Director/writer: Shane Thueson.
The Four Stories of St. Julian is a 4th Grade Film production, which was initially released on DVD August 24th by Vanguard, with GoDigital Media Group acting as a partner. Most recently, this film is being shown by Gravitas Ventures via video-on-demand on AT&T, Charter and Verizon this month (more formats below). This is a film that unfolds as the audience sees it and there are no cuts, except to change camera position. This is also a film that claims St. Julian is the saint of murderers, but this is unlikely as homicide is generally known not to be a Christian value. Bloody, vicious and offering some intimate moments in this one setting film, The Four Stories of St. Julian is a mostly entertaining story, while some of the violence can make one feel uncomfortable e.g. possible castration, amputations, threatened child mutilation (you get the picture).
The film is oddly similar in plotline to M. Night Shyamalan’s Devil, which was recently shown in theatres. Four and a half (a baby) strangers find themselves in a rundown graffitied elevator, where not everyone is who they appear to be. Sound familiar? Soon, cash, blood, body parts and other symbols of greed litter the chamber’s floor, as one man hopes to extract information from another man of buried booty. One innocent bystander relates a terrible story of trauma before showing why a mother should never be separated from her child.
For an independent film, the Four Stories of St. Julian is well-done and the use of one set, one time period, with a single premise is worthy of Aristotle’s three unities (unity of time, action, place). Surprisingly, this film flew under the radar and straight-to-DVD without telling a soul and the film is deserving of a following. There is enough blood for the gorehounds, enough intricate dialogue for the dramatists, and enough mystery and suspense for thriller fans. Yet, there is hardly a review of the film to be found anywhere. Seems strange, no?
All the basics of filmmaking have been achieved. The lighting is well done and interfered with during certain key scenes. The camera techniques are interesting enough for the enclosed space and all the dialogue can be heard throughout the soundtrack. While the budget shows itself in the lack of exterior shots, the film sets itself up to be a terse thriller, with some excellent writing. The lack of depth for the central villain is the only misstep and a common one for filmmaking of all sorts. The film is truly a horrifying and entertaining time. Check this one out on the sites listed below.
Overall: 6.75 out of 10 (undeveloped antagonist, overly bloody at points, one setting might bore some).

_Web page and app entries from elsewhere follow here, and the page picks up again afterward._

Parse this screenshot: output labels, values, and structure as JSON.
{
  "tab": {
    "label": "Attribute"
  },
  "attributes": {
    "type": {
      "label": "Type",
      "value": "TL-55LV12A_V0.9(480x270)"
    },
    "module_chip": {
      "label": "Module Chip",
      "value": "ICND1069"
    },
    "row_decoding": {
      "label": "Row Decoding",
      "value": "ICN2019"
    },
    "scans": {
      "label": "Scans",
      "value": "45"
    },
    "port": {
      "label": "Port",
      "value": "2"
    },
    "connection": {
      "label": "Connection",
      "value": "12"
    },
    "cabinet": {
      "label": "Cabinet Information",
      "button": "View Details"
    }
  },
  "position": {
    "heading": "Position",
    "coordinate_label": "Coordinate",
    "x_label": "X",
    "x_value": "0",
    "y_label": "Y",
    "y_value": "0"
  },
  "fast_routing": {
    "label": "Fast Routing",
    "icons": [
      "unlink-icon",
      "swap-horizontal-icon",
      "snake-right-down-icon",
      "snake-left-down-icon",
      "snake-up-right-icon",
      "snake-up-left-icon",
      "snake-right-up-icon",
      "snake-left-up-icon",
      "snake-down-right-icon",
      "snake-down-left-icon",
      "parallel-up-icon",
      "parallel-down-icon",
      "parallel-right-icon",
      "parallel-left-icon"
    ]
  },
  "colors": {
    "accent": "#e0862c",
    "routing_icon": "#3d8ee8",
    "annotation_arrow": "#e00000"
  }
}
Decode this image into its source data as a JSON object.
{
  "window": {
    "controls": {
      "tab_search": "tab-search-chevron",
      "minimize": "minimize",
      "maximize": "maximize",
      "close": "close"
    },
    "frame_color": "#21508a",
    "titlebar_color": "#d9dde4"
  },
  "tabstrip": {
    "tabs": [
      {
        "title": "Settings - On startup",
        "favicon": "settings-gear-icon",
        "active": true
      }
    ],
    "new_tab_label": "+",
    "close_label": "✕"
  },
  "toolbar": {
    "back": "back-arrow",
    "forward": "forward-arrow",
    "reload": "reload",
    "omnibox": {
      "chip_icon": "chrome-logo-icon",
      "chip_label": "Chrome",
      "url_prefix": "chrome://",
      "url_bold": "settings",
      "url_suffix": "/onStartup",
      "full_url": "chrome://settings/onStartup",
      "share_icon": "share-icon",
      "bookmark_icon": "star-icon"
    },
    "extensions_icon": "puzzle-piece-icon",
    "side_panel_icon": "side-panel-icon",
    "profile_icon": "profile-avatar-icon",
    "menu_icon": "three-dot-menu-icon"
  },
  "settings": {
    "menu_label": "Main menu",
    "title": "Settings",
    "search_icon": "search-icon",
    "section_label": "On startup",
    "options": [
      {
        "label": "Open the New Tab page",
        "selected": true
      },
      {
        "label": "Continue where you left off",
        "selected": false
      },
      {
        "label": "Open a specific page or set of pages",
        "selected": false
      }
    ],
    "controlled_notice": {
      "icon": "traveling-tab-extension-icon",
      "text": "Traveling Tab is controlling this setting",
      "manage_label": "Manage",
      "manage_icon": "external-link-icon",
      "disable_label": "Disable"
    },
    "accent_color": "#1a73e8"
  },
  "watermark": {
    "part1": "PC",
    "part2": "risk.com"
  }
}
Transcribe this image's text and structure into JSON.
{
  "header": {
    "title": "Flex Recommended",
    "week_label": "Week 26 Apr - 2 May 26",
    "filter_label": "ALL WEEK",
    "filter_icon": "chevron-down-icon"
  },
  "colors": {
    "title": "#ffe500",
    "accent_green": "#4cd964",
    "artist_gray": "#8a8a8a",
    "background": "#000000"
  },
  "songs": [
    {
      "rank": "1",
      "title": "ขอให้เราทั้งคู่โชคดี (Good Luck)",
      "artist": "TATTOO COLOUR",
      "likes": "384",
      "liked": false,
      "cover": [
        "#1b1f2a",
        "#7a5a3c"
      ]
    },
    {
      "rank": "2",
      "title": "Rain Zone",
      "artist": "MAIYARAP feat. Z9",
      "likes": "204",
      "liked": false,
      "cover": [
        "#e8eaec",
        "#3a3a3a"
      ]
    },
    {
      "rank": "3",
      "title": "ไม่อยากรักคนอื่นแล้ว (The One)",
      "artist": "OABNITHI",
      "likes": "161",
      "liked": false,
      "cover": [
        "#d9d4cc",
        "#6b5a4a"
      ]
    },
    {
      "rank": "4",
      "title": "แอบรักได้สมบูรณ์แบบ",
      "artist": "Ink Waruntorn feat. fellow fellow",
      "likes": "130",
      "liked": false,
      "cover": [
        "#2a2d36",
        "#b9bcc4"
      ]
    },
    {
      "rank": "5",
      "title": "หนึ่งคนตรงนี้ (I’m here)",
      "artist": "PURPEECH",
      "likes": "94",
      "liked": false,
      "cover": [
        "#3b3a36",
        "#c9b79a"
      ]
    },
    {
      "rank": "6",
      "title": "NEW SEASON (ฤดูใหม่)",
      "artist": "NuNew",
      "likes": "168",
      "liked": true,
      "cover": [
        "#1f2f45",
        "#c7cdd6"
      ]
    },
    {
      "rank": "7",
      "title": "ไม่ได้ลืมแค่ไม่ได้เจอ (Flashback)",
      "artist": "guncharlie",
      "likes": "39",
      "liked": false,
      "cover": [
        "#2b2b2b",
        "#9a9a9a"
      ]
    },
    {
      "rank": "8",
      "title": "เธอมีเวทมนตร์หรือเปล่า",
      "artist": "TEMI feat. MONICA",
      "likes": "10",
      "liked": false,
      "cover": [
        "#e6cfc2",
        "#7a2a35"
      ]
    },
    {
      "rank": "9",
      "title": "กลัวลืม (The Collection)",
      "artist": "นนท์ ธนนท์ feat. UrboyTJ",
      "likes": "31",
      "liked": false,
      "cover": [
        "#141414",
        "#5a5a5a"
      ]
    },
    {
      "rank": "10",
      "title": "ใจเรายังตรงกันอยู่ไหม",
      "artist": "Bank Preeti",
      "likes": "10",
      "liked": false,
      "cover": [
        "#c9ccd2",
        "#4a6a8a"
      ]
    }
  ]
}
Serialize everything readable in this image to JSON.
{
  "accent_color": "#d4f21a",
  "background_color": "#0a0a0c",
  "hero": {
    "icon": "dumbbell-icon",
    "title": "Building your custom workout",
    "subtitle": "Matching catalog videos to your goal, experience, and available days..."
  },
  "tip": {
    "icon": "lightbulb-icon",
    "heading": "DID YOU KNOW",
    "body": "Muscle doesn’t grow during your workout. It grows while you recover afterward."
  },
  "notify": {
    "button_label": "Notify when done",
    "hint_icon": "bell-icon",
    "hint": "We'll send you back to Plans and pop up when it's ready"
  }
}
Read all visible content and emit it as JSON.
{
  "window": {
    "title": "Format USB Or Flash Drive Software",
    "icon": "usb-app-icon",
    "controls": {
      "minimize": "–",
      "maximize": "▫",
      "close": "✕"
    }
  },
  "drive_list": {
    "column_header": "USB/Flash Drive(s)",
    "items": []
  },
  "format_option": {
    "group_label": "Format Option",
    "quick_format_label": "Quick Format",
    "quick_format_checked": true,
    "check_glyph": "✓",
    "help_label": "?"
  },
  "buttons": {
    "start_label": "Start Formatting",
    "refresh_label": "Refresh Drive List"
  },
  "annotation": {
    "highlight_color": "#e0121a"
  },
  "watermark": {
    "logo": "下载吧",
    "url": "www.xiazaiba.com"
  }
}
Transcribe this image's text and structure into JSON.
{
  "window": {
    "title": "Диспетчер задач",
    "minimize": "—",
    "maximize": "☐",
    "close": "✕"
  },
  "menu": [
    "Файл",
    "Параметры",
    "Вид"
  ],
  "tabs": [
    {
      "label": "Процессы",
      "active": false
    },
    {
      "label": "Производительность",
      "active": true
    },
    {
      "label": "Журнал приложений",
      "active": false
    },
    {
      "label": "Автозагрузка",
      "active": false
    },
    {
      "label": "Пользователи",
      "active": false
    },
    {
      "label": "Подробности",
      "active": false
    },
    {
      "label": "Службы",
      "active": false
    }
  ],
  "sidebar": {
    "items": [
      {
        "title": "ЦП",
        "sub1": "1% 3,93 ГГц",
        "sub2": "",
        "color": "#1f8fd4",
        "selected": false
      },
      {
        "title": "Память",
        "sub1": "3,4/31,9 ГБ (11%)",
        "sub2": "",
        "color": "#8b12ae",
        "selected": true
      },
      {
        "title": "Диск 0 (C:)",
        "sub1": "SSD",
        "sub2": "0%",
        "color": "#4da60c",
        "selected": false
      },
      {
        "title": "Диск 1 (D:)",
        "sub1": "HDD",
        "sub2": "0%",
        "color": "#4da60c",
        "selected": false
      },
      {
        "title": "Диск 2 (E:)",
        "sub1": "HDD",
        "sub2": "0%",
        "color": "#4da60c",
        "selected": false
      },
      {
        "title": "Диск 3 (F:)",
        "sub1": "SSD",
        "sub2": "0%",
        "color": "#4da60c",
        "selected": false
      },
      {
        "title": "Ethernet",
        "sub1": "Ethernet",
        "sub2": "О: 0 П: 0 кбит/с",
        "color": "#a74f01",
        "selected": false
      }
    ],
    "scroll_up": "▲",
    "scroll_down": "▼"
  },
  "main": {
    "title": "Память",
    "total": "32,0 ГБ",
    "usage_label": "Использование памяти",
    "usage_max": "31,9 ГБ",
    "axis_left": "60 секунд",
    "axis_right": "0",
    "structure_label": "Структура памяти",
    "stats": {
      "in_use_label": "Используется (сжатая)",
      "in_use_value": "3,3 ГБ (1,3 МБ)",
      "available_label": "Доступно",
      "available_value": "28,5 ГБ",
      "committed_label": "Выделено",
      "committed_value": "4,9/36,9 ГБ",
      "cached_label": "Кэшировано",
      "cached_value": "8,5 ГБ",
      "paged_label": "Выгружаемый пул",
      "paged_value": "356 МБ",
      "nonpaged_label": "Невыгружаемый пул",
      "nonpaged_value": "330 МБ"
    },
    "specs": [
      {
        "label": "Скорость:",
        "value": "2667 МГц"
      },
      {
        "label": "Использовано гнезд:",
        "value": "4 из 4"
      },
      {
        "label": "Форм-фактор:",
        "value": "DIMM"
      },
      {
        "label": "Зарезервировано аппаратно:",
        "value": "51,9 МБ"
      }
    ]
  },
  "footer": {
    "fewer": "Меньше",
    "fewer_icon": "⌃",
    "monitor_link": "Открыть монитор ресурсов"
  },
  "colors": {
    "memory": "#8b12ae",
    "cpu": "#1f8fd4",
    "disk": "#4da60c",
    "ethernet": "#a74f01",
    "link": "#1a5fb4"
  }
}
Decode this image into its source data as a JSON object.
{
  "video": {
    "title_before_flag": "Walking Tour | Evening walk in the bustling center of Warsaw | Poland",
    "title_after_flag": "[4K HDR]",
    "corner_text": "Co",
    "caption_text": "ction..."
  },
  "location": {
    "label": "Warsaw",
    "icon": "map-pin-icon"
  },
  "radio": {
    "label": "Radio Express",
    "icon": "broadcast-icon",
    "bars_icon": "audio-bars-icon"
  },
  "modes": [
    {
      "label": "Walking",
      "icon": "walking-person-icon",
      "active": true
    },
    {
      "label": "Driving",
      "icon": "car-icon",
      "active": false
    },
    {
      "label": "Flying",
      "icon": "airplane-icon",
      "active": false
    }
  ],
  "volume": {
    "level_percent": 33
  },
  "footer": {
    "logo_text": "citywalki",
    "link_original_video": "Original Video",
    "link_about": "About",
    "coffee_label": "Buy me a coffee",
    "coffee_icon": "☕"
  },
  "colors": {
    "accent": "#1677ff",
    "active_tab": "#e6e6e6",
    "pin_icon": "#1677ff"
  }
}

Gravitas is distributing this picture on: AT&T, Charter, Verizon, Rogers, Cogeco, Insight, Mediacom, and Suddenlink.
The film’s website:
St Julian’s Homepage
*Available since August 24th. For those who like and understand the limits of indie’ filmmaking. This film was made for 100K: